**What you are asked to do:**
Return each record unchanged and drop the images.

Stored records:
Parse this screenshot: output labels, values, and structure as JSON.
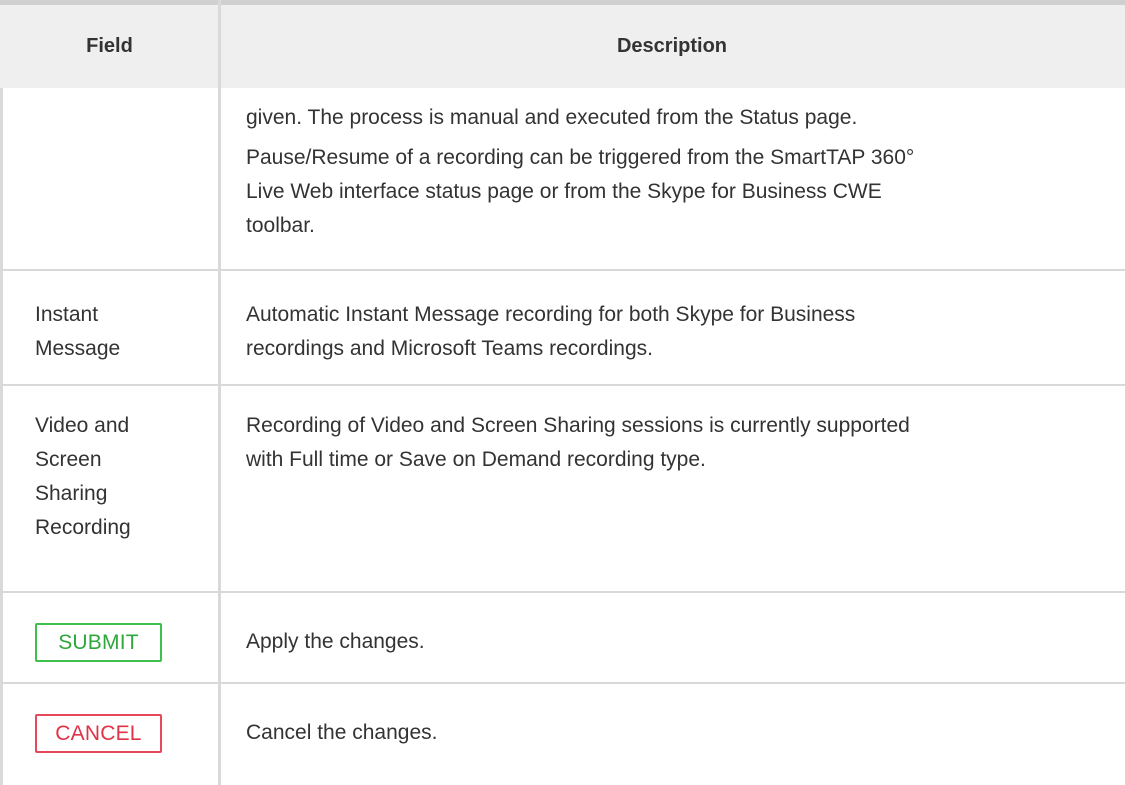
{
  "table": {
    "headers": {
      "field": "Field",
      "description": "Description"
    },
    "rows": [
      {
        "field": "",
        "description_lines": [
          "given. The process is manual and executed from the Status page.",
          "Pause/Resume of a recording can be triggered from the SmartTAP 360°",
          "Live Web interface status page or from the Skype for Business CWE",
          "toolbar."
        ]
      },
      {
        "field_lines": [
          "Instant",
          "Message"
        ],
        "description_lines": [
          "Automatic Instant Message recording for both Skype for Business",
          "recordings and Microsoft Teams recordings."
        ]
      },
      {
        "field_lines": [
          "Video and",
          "Screen",
          "Sharing",
          "Recording"
        ],
        "description_lines": [
          "Recording of Video and Screen Sharing sessions is currently supported",
          "with Full time or Save on Demand recording type."
        ]
      },
      {
        "button_label": "SUBMIT",
        "description": "Apply the changes."
      },
      {
        "button_label": "CANCEL",
        "description": "Cancel the changes."
      }
    ]
  },
  "colors": {
    "header_bg": "#efefef",
    "border": "#d9d9d9",
    "submit": "#3fbf4b",
    "cancel": "#e8485a",
    "text": "#333333"
  }
}
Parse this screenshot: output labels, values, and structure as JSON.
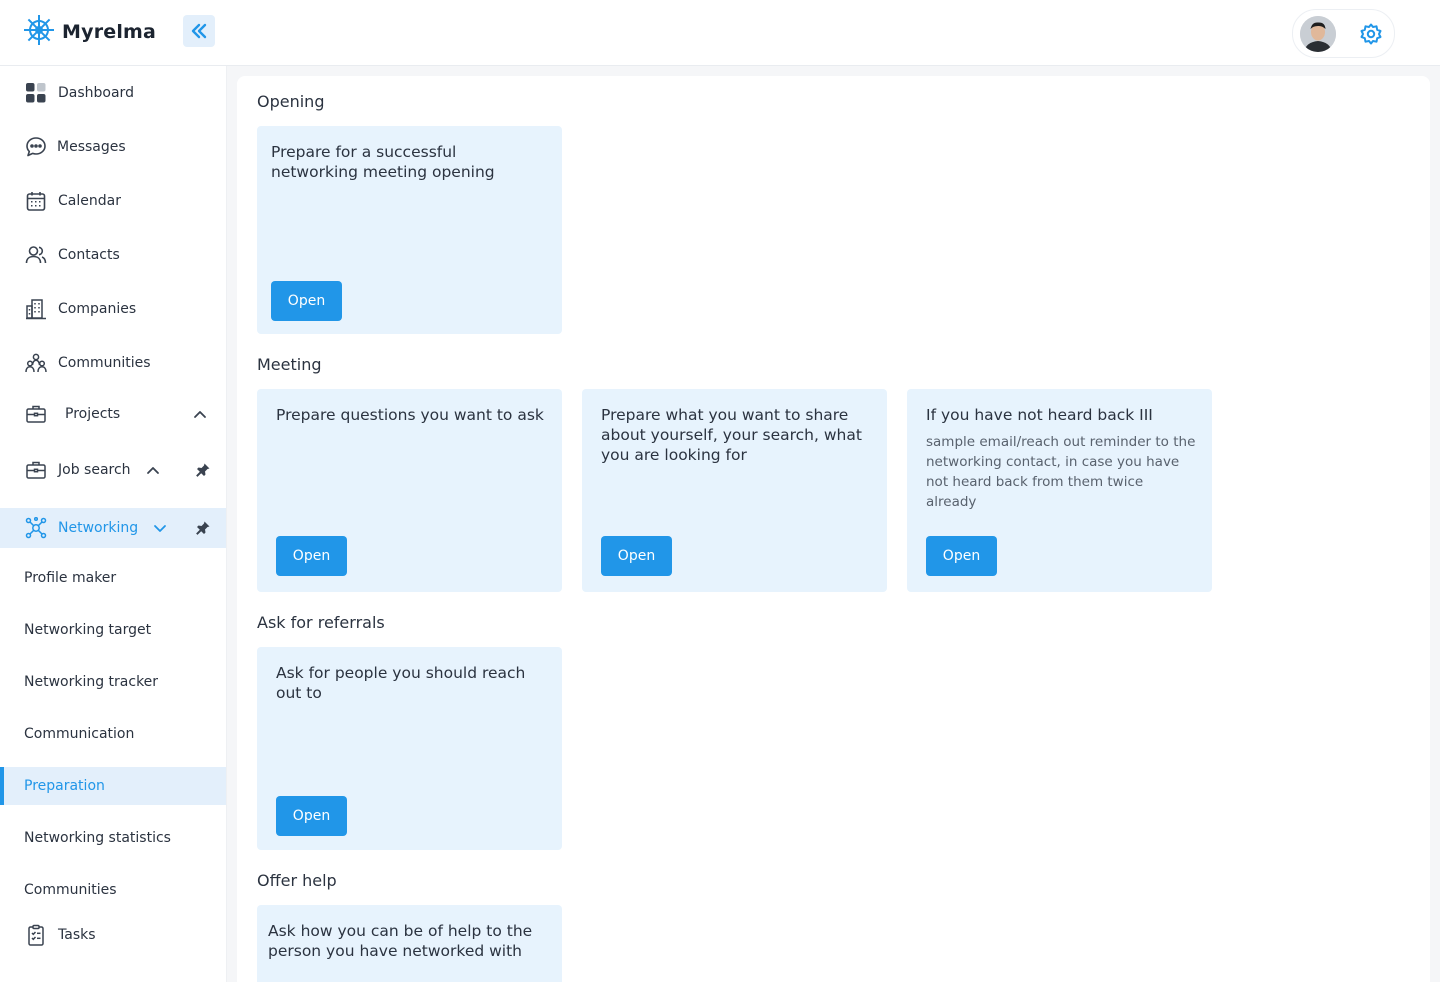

**Exercise result:**
Parse this screenshot: output labels, values, and structure as JSON.
{
  "table": {
    "headers": {
      "field": "Field",
      "description": "Description"
    },
    "rows": [
      {
        "field": "",
        "description_lines": [
          "given. The process is manual and executed from the Status page.",
          "Pause/Resume of a recording can be triggered from the SmartTAP 360°",
          "Live Web interface status page or from the Skype for Business CWE",
          "toolbar."
        ]
      },
      {
        "field_lines": [
          "Instant",
          "Message"
        ],
        "description_lines": [
          "Automatic Instant Message recording for both Skype for Business",
          "recordings and Microsoft Teams recordings."
        ]
      },
      {
        "field_lines": [
          "Video and",
          "Screen",
          "Sharing",
          "Recording"
        ],
        "description_lines": [
          "Recording of Video and Screen Sharing sessions is currently supported",
          "with Full time or Save on Demand recording type."
        ]
      },
      {
        "button_label": "SUBMIT",
        "description": "Apply the changes."
      },
      {
        "button_label": "CANCEL",
        "description": "Cancel the changes."
      }
    ]
  },
  "colors": {
    "header_bg": "#efefef",
    "border": "#d9d9d9",
    "submit": "#3fbf4b",
    "cancel": "#e8485a",
    "text": "#333333"
  }
}
Parse this screenshot: output labels, values, and structure as JSON.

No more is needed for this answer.